Editor’s note: Our Ask Oregon ambassador Cari Soong recently explored the new Eugene, Cascades & Coast GeoTour. After traveling to six of the 36 sites, hiking four miles and taking dozens of photos, we asked Cari to report back about her first geocaching experience.
What is geocaching?
Geocaching is a free outdoor treasure hunt game played all over the world. Using a GPS device or smartphone, players try to locate hidden containers, called caches, based on the given coordinates, small hints (found online) and their individual intuition. The Eugene, Cascades & Coast GeoTour – McKenzie River Edition was launched on October 20. With 36 new caches hidden along the McKenzie River corridor, geocachers are getting a self-guided tour of this magnificent area as they play the game.
Geocachers that locate the codes from 24 caches will earn a geocoin that is trackable on Geocaching.com. By locating all 36, you are entered to win a trip back up the McKenzie. This is part one of a two-part challenge. Part two launches in March 2013 and will take place in the central coast region.
What does a first time geocacher need to know?
A first-time geocacher needs to be patient. The caches have various levels of difficulty, rated on a scale from one to five. I would recommend starting with some of the easier caches to get a feel of how they are hidden and to begin sharpening your geocaching skills.
Our first stop on the GeoTour was Hendricks Bridge County Park, a 2.5 level cache. I found myself tromping around in the brush looking for something obvious rather than relying on my GPS to guide me to the proximal location. This was definitely where I experienced the learning curve of geocaching.
What tips would you give to visitors who want to try the GeoTour?
You need a good GPS or smartphone with the coordinates programmed. I used my Android phone to read about the cache site that we were about to visit, to get the hint and to see what others had said about the cache. But I found my Magellan handheld GPS to be more accurate in pointing me in the direction of the cache.
Appropriate clothing is also very important. The GeoTour takes you through some variable conditions, from forest to lava beds. On our trek we experienced rain, wind and sunshine. Dressing in layers with a good waterproof outer layer is a good idea, especially since some of the caches are just off the beaten trail. It’s also a good idea to do some research about where you are heading; are you going to hike the 1.5 miles into the Tamolitch Pool? If so, you’ll want to have your hiking shoes and perhaps a bottle of water — and don’t forget your camera! A little preparation will make your day out on the GeoTour that much more enjoyable.
What was most challenging?
Trying to decide which caches we were going to attempt.
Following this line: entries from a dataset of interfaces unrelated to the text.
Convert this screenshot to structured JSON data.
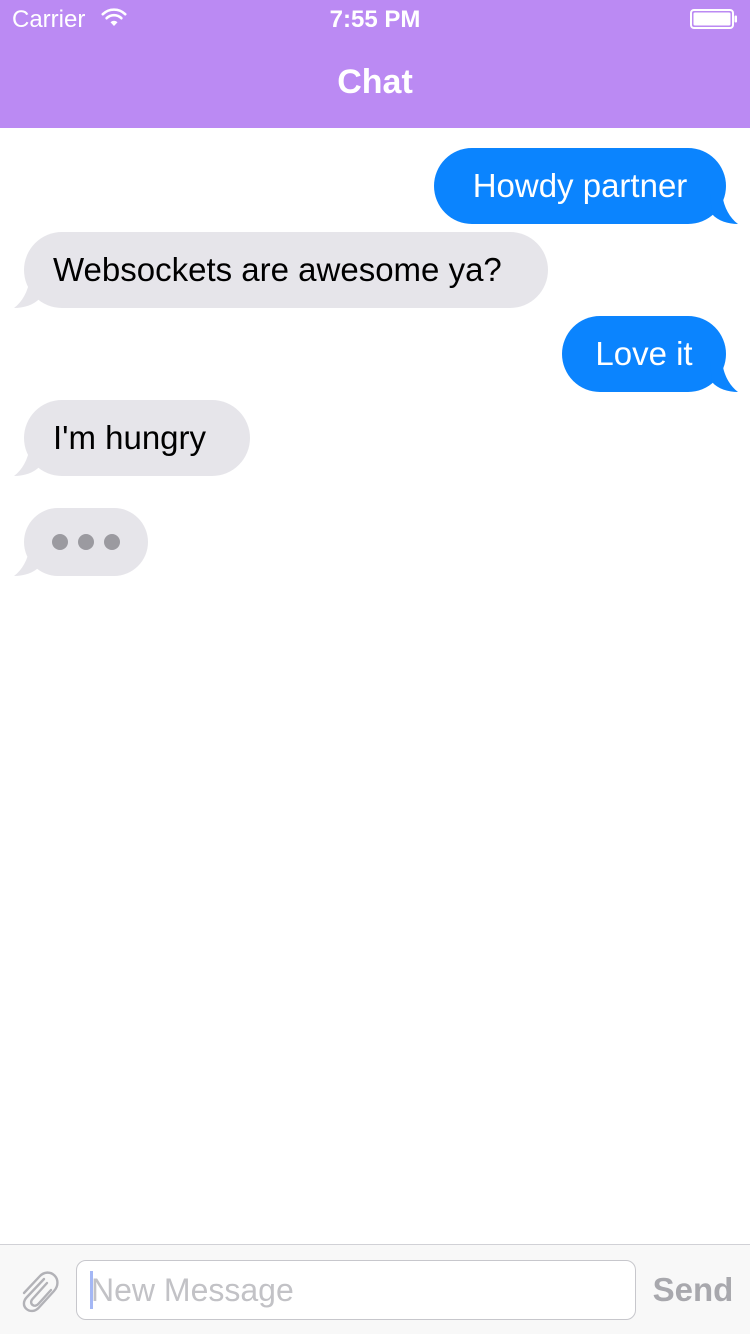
{
  "status_bar": {
    "carrier": "Carrier",
    "time": "7:55 PM"
  },
  "nav": {
    "title": "Chat"
  },
  "colors": {
    "nav_background": "#bb8af3",
    "outgoing_bubble": "#0b84fe",
    "incoming_bubble": "#e6e5ea",
    "send_disabled": "#a8a8ad"
  },
  "messages": [
    {
      "direction": "outgoing",
      "text": "Howdy partner"
    },
    {
      "direction": "incoming",
      "text": "Websockets are awesome ya?"
    },
    {
      "direction": "outgoing",
      "text": "Love it"
    },
    {
      "direction": "incoming",
      "text": "I'm hungry"
    }
  ],
  "typing_indicator": {
    "visible": true,
    "icon": "typing-dots-icon"
  },
  "composer": {
    "attach_icon": "paperclip-icon",
    "placeholder": "New Message",
    "value": "",
    "send_label": "Send"
  }
}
Knowing that we wanted to take our time to enjoy the destinations surrounding the cache sites, we decided to choose just six sites on our first outing so that we could also enjoy lunch at Takoda’s, a pit stop to admire the beauty of Tamolitch Pool, and a dip in Belknap Hot Springs.
Searching for the geocaches was also challenging at times – but that’s the point, right? The caches rated above a two proved to be a bit harder for us novice geocachers, but they were also located in some of the best locations. The difficulty was well worth the reward.
Which of the sites was your favorite?
Each of the locations we visited had something unique and special about it, from walking the path around Walterville pond for the first time, to wandering around the lovely Belknap Hot Springs Resort (an overnight stay in a Belknap cabin is now on my to-do list), to running into fellow geocachers at Blue River Reservoir and sharing a laugh about our experience thus far.
The McKenzie River Trail remains one of my all-time favorite places to explore. The hike to Tamolitch never gets old and offers something unique every season. This was my first time visiting the blue pool during fall and I was amazed at the beautiful colors in contrast to the blue water.
Have a outdoor adventure question for Cari? Go ask her on our Ask Oregon page.